=== Aim of the task ===
Whenever the word "time" appears in a line of the data below, copy that line.

=== Input for this task ===

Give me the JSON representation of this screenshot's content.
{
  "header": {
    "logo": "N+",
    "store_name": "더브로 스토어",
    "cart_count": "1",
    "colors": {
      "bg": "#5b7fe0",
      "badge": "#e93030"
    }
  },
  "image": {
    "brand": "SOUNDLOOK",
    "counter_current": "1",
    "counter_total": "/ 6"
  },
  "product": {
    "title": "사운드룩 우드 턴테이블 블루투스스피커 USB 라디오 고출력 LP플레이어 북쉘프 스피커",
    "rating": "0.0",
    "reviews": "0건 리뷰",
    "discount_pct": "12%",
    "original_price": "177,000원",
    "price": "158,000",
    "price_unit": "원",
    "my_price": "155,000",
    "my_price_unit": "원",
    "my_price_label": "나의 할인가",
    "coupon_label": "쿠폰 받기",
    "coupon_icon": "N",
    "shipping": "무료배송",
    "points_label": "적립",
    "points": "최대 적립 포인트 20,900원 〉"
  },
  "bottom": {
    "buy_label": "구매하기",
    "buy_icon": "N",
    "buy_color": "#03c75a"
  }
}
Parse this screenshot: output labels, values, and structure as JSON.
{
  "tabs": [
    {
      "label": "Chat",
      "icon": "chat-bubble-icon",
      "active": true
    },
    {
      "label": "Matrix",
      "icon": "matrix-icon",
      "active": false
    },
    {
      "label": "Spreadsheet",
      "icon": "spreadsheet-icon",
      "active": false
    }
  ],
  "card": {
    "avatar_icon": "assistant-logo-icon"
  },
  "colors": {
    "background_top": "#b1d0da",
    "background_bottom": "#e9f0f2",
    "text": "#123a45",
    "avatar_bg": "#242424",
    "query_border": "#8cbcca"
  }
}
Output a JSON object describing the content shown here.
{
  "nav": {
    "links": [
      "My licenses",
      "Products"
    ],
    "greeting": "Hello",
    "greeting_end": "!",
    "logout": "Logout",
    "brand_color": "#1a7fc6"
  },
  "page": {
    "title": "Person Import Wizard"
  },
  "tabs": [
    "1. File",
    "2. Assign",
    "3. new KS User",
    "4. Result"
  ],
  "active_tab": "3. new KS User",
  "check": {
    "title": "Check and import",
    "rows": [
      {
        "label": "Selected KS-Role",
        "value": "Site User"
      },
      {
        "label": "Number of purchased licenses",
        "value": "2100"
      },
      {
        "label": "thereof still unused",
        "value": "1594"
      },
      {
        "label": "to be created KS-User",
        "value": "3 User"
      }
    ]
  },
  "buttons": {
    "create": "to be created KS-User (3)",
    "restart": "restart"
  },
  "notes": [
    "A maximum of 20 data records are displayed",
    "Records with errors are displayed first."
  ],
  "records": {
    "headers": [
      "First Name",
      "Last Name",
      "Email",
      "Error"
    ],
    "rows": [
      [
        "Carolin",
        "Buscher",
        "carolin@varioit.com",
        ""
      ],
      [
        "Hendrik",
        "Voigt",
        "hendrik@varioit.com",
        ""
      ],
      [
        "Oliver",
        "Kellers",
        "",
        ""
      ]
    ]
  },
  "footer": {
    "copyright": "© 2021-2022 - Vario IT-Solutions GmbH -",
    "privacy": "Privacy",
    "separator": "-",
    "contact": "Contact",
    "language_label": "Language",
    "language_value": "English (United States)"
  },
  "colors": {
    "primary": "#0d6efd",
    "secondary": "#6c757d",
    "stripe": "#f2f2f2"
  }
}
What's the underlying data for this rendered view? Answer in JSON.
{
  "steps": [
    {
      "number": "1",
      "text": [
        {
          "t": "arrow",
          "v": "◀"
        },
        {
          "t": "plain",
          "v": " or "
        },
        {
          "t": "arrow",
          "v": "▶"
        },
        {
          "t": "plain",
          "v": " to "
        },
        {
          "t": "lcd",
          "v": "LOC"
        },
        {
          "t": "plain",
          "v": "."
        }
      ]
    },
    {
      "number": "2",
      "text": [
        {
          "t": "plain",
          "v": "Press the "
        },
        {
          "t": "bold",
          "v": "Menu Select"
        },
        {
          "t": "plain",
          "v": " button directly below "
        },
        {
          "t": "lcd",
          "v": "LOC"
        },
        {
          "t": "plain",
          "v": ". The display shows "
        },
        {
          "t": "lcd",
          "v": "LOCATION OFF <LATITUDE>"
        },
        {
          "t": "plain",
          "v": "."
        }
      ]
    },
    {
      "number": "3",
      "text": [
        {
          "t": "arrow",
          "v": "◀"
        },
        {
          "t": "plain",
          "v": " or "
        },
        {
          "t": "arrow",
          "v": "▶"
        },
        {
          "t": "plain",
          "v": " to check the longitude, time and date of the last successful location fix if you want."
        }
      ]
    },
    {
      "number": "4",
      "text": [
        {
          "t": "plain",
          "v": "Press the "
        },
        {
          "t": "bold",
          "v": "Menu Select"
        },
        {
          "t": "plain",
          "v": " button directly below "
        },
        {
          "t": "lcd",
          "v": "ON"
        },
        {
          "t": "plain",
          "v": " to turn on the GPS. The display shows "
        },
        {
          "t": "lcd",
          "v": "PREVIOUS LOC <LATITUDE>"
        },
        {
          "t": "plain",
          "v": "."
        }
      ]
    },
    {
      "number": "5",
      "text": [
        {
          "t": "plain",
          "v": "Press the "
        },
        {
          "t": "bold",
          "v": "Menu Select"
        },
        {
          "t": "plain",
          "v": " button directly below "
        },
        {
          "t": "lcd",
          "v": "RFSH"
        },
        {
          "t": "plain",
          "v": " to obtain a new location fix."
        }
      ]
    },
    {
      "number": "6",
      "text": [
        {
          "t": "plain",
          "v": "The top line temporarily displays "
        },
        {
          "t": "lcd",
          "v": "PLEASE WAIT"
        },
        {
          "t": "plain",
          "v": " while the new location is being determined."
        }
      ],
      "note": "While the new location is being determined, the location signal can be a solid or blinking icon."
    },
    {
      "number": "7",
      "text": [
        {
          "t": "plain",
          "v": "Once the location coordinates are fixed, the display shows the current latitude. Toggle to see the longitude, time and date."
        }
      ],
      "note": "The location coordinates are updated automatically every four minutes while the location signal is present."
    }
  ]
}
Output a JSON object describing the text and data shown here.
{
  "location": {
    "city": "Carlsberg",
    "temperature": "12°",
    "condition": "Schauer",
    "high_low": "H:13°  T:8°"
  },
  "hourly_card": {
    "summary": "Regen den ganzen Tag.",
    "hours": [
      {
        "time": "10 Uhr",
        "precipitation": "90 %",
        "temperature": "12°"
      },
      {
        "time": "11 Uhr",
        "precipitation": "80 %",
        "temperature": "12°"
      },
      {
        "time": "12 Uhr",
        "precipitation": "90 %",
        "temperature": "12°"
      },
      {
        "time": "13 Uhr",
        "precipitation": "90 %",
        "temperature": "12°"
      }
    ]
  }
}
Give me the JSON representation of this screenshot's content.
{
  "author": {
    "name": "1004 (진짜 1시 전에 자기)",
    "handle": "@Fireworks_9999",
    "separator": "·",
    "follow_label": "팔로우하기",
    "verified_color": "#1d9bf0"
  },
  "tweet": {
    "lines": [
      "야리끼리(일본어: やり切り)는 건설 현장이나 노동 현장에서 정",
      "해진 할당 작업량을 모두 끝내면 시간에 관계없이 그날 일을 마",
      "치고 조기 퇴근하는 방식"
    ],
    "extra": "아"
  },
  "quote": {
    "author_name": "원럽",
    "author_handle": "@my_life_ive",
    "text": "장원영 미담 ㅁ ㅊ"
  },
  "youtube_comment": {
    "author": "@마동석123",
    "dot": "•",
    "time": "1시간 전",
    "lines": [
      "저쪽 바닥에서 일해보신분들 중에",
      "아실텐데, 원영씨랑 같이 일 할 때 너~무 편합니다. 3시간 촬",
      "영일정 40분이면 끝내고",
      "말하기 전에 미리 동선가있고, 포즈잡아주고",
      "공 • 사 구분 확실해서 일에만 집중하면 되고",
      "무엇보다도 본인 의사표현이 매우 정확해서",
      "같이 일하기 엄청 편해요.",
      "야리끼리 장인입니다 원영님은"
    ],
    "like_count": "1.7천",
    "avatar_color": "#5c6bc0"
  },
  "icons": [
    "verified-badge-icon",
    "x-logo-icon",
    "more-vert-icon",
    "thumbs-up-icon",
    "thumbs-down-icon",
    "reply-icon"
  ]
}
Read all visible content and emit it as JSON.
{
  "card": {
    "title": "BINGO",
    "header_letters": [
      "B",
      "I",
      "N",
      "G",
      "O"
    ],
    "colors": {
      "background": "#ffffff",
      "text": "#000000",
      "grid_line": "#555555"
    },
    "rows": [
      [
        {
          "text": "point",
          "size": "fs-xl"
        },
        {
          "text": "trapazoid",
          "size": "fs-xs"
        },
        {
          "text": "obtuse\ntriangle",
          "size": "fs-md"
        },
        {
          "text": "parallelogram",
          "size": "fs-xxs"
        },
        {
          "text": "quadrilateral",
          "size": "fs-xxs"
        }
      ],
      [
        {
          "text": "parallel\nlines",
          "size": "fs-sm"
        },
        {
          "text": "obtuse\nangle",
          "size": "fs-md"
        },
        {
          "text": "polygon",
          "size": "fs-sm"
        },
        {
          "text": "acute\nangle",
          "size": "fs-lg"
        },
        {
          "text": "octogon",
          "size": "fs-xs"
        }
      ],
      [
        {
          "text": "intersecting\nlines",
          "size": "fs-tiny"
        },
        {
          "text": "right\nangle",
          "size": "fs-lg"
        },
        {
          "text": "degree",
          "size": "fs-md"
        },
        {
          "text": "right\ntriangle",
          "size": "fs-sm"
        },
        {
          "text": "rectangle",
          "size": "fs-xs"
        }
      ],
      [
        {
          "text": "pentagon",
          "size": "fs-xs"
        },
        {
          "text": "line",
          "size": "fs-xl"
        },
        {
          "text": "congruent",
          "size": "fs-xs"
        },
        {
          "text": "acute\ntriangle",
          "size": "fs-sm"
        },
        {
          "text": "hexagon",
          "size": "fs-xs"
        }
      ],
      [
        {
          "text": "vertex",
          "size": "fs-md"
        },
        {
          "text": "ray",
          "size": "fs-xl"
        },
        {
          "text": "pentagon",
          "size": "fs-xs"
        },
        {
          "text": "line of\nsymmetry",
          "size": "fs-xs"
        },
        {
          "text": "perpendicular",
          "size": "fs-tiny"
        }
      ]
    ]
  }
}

=== Result ===
          "v": " to check the longitude, time and date of the last successful location fix if you want."
          "v": "Once the location coordinates are fixed, the display shows the current latitude. Toggle to see the longitude, time and date."
        "time": "10 Uhr",
        "time": "11 Uhr",
        "time": "12 Uhr",
        "time": "13 Uhr",
    "time": "1시간 전",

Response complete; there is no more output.